I am watching The Incredible Hulk, without a great deal of attention – partly because it’s not a very good movie, and partly because I much preferred Eric Bana as Hulk. I know most people thought that movie was far too long and faux-arty, but I liked it. I like the origin story more than Bruce and Betty (what names) dashing around the countryside trying to escape the military, who at present appear to be staging a war on what I think is a university campus. Very inconspicuous, guys.

After deciding that AS Byatt’s Possession was too long and too filled with poetry for me to ever read properly (I can be a scatty reader at times), I am now listening to it and enjoying it tremendously. (Although I must confess that every time there’s an entire chapter of epic poetry I have been flicking through them.) It is the perfect book to listen to – filled with rich language, letters, poems and diary entries – I am so fond of epistolary novels. And I am enthralled – do we ever find out the whole story of RH Ash and Christabel LaMotte? Don’t tell me, I don’t want to know. I am a fair way through now – disc 12 of 19 – and listening to Christabel’s French cousin writing in her first journal, about how much she wishes to be a writer, and perhaps a poet like dear Christabel.
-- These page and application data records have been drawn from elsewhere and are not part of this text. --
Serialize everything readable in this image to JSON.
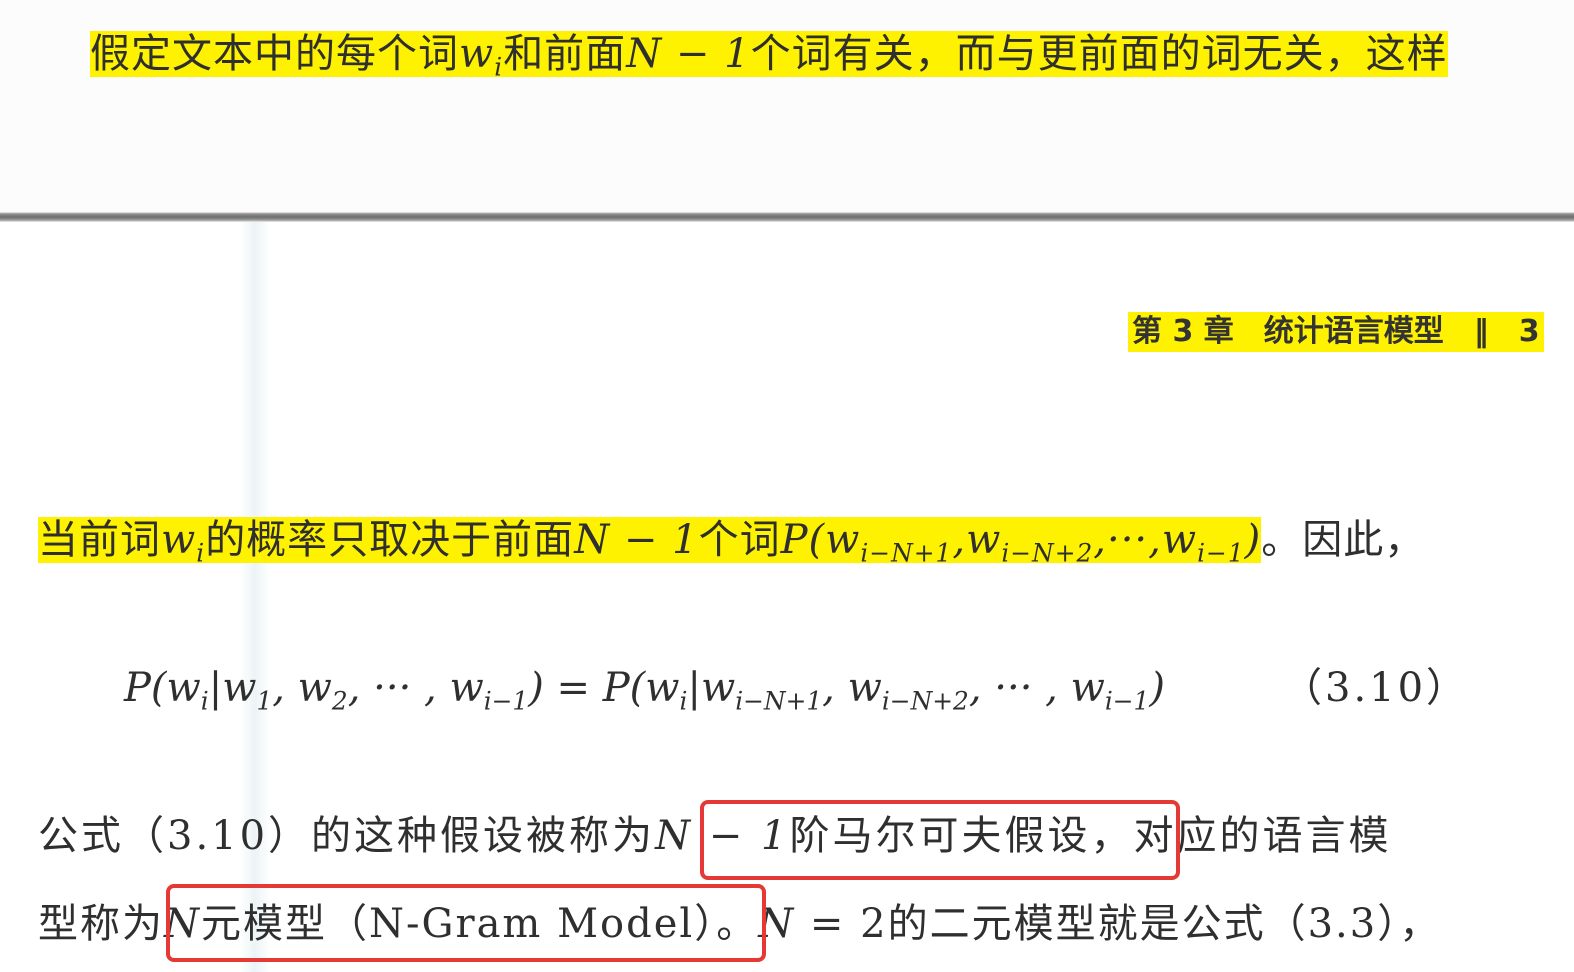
{
  "top_page": {
    "line_before": "假定文本中的每个词",
    "word": "w",
    "word_sub": "i",
    "line_after": "和前面",
    "n_expr": "N − 1",
    "line_tail": "个词有关，而与更前面的词无关，这样"
  },
  "running_header": {
    "text": "第 3 章　统计语言模型　‖　3"
  },
  "prob_line": {
    "before": "当前词",
    "word": "w",
    "word_sub": "i",
    "middle": "的概率只取决于前面",
    "n_expr": "N − 1",
    "after": "个词",
    "p": "P(",
    "w1": "w",
    "w1_sub": "i−N+1",
    "w2": "w",
    "w2_sub": "i−N+2",
    "dots": "···",
    "w3": "w",
    "w3_sub": "i−1",
    "close": ")",
    "tail": "。因此，"
  },
  "equation": {
    "lhs_open": "P(",
    "lhs_wi": "w",
    "lhs_wi_sub": "i",
    "bar": "|",
    "lhs_w1": "w",
    "lhs_w1_sub": "1",
    "lhs_w2": "w",
    "lhs_w2_sub": "2",
    "dots": "···",
    "lhs_wlast": "w",
    "lhs_wlast_sub": "i−1",
    "close": ")",
    "equals": " = ",
    "rhs_open": "P(",
    "rhs_wi": "w",
    "rhs_wi_sub": "i",
    "rhs_w1": "w",
    "rhs_w1_sub": "i−N+1",
    "rhs_w2": "w",
    "rhs_w2_sub": "i−N+2",
    "rhs_wlast": "w",
    "rhs_wlast_sub": "i−1",
    "number": "（3.10）"
  },
  "body": {
    "line1_before": "公式（3.10）的这种假设被称为",
    "line1_n": "N − 1",
    "line1_term": "阶马尔可夫假设",
    "line1_after": "，对应的语言模",
    "line2_before": "型称为",
    "line2_n": "N",
    "line2_term": "元模型（N-Gram Model）",
    "line2_mid": "。",
    "line2_n2": "N",
    "line2_eq": " = 2",
    "line2_after": "的二元模型就是公式（3.3），"
  },
  "colors": {
    "highlight": "#fff200",
    "annotation_box": "#e53935"
  }
}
Movie Log – Da Vinci Code

These were some of the fireworks I saw on the insanity that is Territory Day in Darwin (which means the ability for the general public to let off fireworks wherever they choose).
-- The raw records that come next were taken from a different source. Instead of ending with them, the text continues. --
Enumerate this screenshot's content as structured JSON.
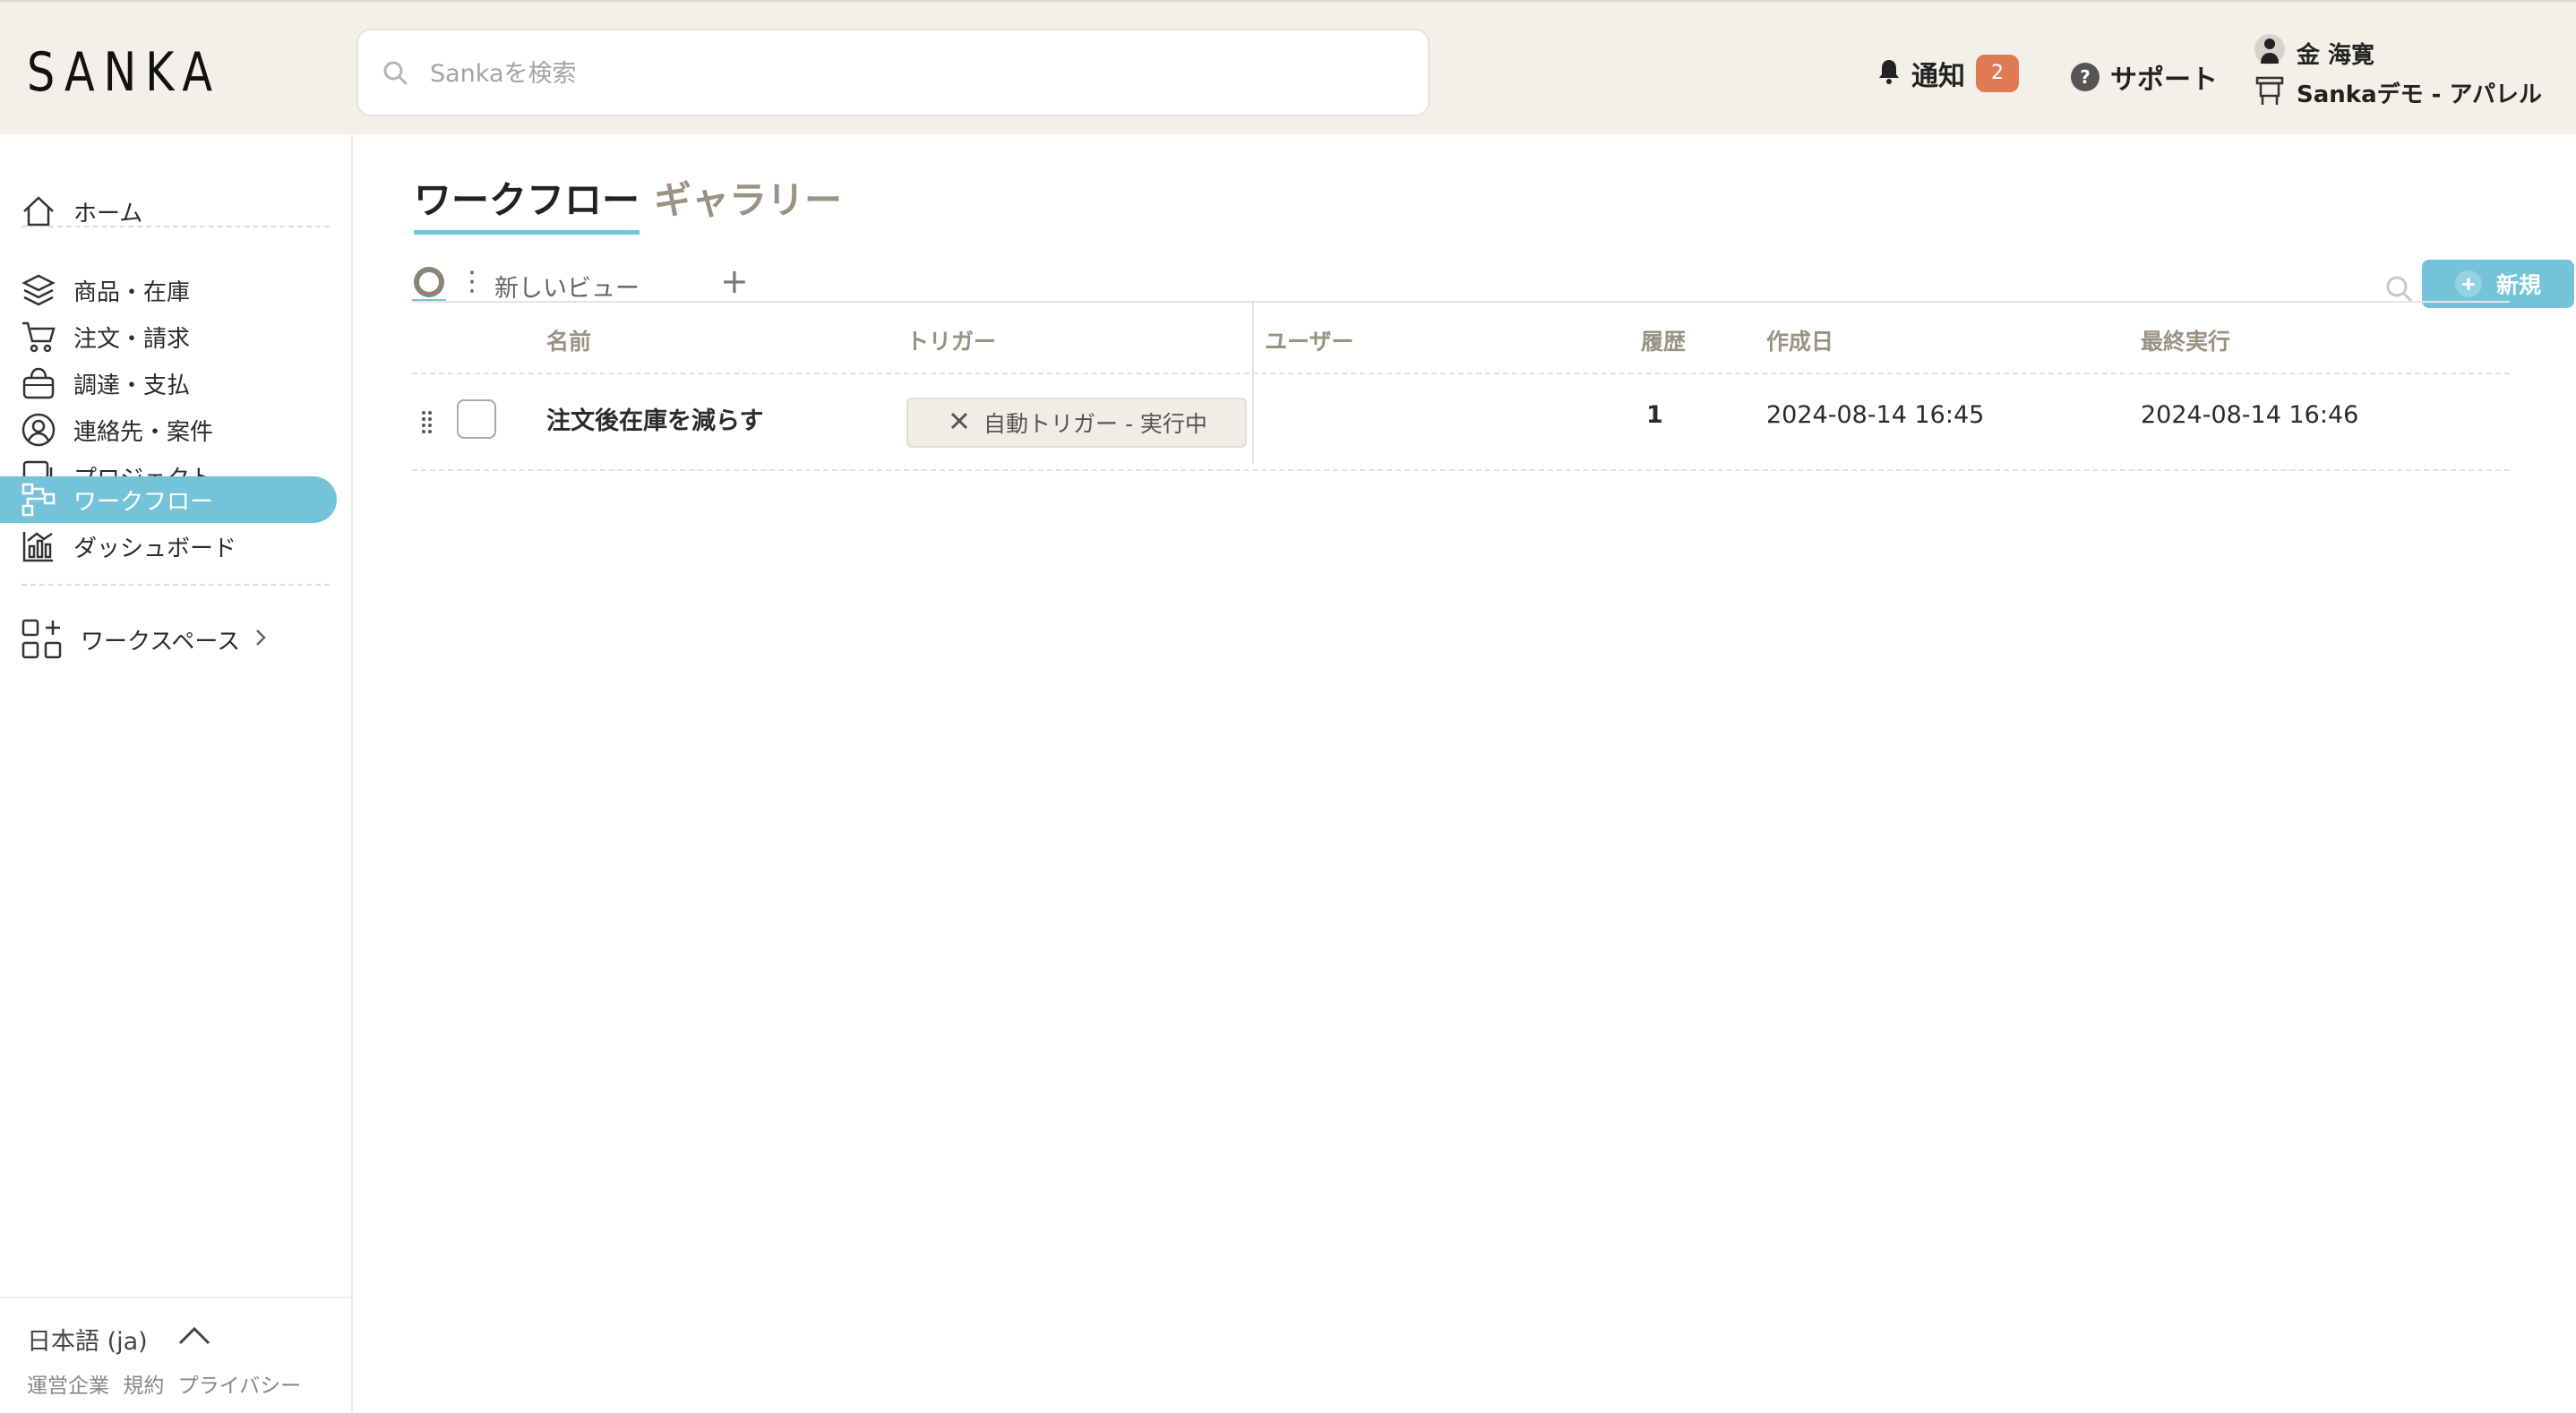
{
  "brand": {
    "logo": "SANKA"
  },
  "header": {
    "search_placeholder": "Sankaを検索",
    "notifications_label": "通知",
    "notifications_count": "2",
    "support_label": "サポート",
    "user_name": "金 海寛",
    "workspace_name": "Sankaデモ - アパレル",
    "badge_color": "#e07a52"
  },
  "sidebar": {
    "items": [
      {
        "label": "ホーム",
        "icon": "home-icon"
      },
      {
        "label": "商品・在庫",
        "icon": "layers-icon"
      },
      {
        "label": "注文・請求",
        "icon": "cart-icon"
      },
      {
        "label": "調達・支払",
        "icon": "basket-icon"
      },
      {
        "label": "連絡先・案件",
        "icon": "user-circle-icon"
      },
      {
        "label": "プロジェクト",
        "icon": "project-icon"
      },
      {
        "label": "ワークフロー",
        "icon": "workflow-icon",
        "active": true
      },
      {
        "label": "ダッシュボード",
        "icon": "dashboard-icon"
      }
    ],
    "workspace_label": "ワークスペース",
    "language": "日本語 (ja)",
    "footer_links": [
      "運営企業",
      "規約",
      "プライバシー"
    ],
    "active_color": "#74c3d8"
  },
  "main": {
    "tabs": [
      {
        "label": "ワークフロー",
        "active": true
      },
      {
        "label": "ギャラリー",
        "active": false
      }
    ],
    "view_label": "新しいビュー",
    "add_view": "+",
    "new_button": "新規",
    "columns": [
      "名前",
      "トリガー",
      "ユーザー",
      "履歴",
      "作成日",
      "最終実行"
    ],
    "rows": [
      {
        "name": "注文後在庫を減らす",
        "trigger": "自動トリガー - 実行中",
        "user": "",
        "history": "1",
        "created": "2024-08-14 16:45",
        "last_run": "2024-08-14 16:46"
      }
    ]
  }
}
Wandering around the video store (which despite the absence of videos I cannot seem to start calling the DVD store) with instructions to “grab a movie to watch tonight”, I ended up renting The Da Vinci Code – not with any great hopes of it being a good movie, but judging that as Husband had read the book he may find it less objectionable than Serenity (aka cowboys in space), which I also rented to re-watch. We agreed that while The Da Vinci Code was terribly written, perhaps the story was exciting enough to make a good movie.

“I don’t think,” I mused after watching Paul Bettany screaming in agony while strapping a length of hooks onto his calf, “that the insane albino monk character quite works on screen.” Said insane monk is easier to accept on the page – watching him creep about in brown hooded cloak and sandals, in the decidedly modern streets of Paris and London, is ludicrous. Inspired by the pages and pages of exposition the book suffers from, Tom Hanks as the smug Robert Langdon finds it necessary to provide short lectures on various subjects which sound just as awkward as they do in the book. While the bewildered and troubled Sophie does her best on behalf of the audience to ask our incredulous questions – “The who? The what?” – it is difficult to get worked up about their quest. Why do we care who the current descendant of Jesus is? Particularly when the “royal bloodline” is going to be rather watered down several thousand years later. The answer seems to be, “Because the bad guys do – look, they’re trying to kill us!”, which I don’t find particularly satisfactory.

And why – which is never explained – is there only one descendant? Have the bad guys been so diligent in killing off Jesus’ great-great-great-etcs that we’ve ended up with one left? I find that hard to believe – and I can’t remember how or if Brown resolves that in the book. And the good guys, who so diligently protect Jesus’ progeny, also apparently have a penchant for pagan sex rituals. Make up your mind, lads – you’re either sacrificing your lives to protect the Christian bloodline, or you’re getting in on pre-Christian rituals. One or the other, please.

A fairly dreadful movie, although amusing in parts (most of those involving Paul Bettany’s insane albino monk). Neither of us feel any great compunction to read Brown’s sequel, scheduled for publication later this year, although I probably will at some point. It would be interesting, after all the criticism of Brown’s writing (I particularly liked Stephen Fry’s “arse gravy of the worst kind” description) whether he has changed anything for this book – although why change a formula that works, I suppose.